And in the case of the baby boomer generation, at least, there's an innate inability, it would seem, to believe that the government would knowingly misinform the public (or worse). Of course there are exceptions to this rule, but by and large, there's an uncomfortable tendency to accept the word of government as benevolently authoritative. I suffer no such illusions.

The Republicans are not alone in this distinction, either. I'm sure that when the GOP loses Congress this year, there will be many Democrats, vapid left-gatekeepers, like Randi Rhodes and the Air America crowd, who proclaim that their team, the other side of the same coin, has effectively trounced corruption in government.

But it's the power that corrupts.
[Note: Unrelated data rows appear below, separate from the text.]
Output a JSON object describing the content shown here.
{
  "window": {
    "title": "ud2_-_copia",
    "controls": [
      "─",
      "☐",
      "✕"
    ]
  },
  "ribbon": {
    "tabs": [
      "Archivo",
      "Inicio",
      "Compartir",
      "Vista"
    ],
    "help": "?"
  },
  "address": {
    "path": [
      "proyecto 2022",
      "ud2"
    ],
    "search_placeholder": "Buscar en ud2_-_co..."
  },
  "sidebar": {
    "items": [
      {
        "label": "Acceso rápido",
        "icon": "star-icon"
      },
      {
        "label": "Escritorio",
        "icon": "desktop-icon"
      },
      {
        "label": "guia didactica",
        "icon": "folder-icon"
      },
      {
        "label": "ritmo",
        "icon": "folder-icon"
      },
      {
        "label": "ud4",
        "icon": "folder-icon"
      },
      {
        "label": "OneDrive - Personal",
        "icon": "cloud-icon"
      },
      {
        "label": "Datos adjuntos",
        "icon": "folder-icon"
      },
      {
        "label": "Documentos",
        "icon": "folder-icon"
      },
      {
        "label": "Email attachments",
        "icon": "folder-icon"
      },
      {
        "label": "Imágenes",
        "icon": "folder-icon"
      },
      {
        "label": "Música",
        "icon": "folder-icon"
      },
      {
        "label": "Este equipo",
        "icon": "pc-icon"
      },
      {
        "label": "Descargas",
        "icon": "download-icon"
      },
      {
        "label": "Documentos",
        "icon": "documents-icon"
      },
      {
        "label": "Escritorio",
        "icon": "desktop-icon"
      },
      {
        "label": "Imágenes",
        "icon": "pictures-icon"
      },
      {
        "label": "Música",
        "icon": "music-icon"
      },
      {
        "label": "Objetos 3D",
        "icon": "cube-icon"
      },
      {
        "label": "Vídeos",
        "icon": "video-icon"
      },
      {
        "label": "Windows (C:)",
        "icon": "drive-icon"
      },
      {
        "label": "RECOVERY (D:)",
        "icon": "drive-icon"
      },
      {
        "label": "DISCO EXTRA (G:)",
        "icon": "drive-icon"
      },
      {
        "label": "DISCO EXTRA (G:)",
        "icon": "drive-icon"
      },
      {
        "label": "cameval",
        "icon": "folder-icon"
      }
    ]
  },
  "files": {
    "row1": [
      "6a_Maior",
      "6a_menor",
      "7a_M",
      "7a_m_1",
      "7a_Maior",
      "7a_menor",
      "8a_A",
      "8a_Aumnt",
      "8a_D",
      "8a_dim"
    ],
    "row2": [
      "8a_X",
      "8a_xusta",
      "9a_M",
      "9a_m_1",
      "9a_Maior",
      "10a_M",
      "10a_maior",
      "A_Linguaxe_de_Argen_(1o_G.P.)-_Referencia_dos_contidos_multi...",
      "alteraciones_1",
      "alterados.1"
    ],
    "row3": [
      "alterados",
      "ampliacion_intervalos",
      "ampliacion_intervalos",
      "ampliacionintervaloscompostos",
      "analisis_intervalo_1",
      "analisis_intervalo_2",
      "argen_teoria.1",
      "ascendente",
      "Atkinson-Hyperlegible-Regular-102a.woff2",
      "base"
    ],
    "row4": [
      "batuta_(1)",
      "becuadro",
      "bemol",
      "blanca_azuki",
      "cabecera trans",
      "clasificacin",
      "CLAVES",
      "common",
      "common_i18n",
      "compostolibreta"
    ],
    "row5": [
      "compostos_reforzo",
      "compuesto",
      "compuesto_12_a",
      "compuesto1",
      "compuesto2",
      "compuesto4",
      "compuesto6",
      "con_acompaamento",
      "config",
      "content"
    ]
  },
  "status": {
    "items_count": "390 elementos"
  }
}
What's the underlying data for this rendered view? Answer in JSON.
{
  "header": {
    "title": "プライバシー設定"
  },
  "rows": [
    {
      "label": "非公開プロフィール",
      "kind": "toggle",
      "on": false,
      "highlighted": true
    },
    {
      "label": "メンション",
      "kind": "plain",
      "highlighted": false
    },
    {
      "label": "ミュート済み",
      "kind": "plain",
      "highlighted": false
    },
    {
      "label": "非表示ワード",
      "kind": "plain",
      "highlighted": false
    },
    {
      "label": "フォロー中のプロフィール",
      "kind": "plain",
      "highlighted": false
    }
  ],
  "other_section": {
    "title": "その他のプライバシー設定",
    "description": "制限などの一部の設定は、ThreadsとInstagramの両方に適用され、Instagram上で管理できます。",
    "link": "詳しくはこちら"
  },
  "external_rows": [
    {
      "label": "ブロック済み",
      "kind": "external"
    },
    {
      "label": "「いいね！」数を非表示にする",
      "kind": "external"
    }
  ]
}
The system itself is shattered. It matters little which team has the ball.

Whether considering Pearl Harbor, the JFK assassination, the Federal Reserve, the attack on the U.S.S. Liberty, Waco, Oklahoma City, 9/11, or the London 7/7 bombings, no matter the brand of the administration in power at the time–Republican, Democrat, or the British equivalents, an establishment catechism always forms, a doctrine for each event that explains away the culpability for the government in the most convenient terms available. Plausibility and critical thought are never limiting factors in this revisionism.

Any significant deviation from this doctrine results in an immediate excommunication from mainstream acceptability, enforced relentlessly across the spectrum of the establishment news venues. For the neocons, there apparently is no worse fate than to be accused of such heresy. And when Clinton was in office, the Democrats showed an almost identical contempt for anti-establishment perspectives.

This is in spite of the fact that the First Amendment to the Constitution is a guarantee of free political speech — a stark reminder of just how central to our republic are the notions of dissent and questioning authority. It is not only our right to dissent, but it is our solemn responsibility as citizen believers who share oversight over this monster that we've nourished with our uncritical compliance.

My continuing question is: where will people draw the line? What would be too much?

I stand in awe of their suspension of disbelief.

August 28, 2006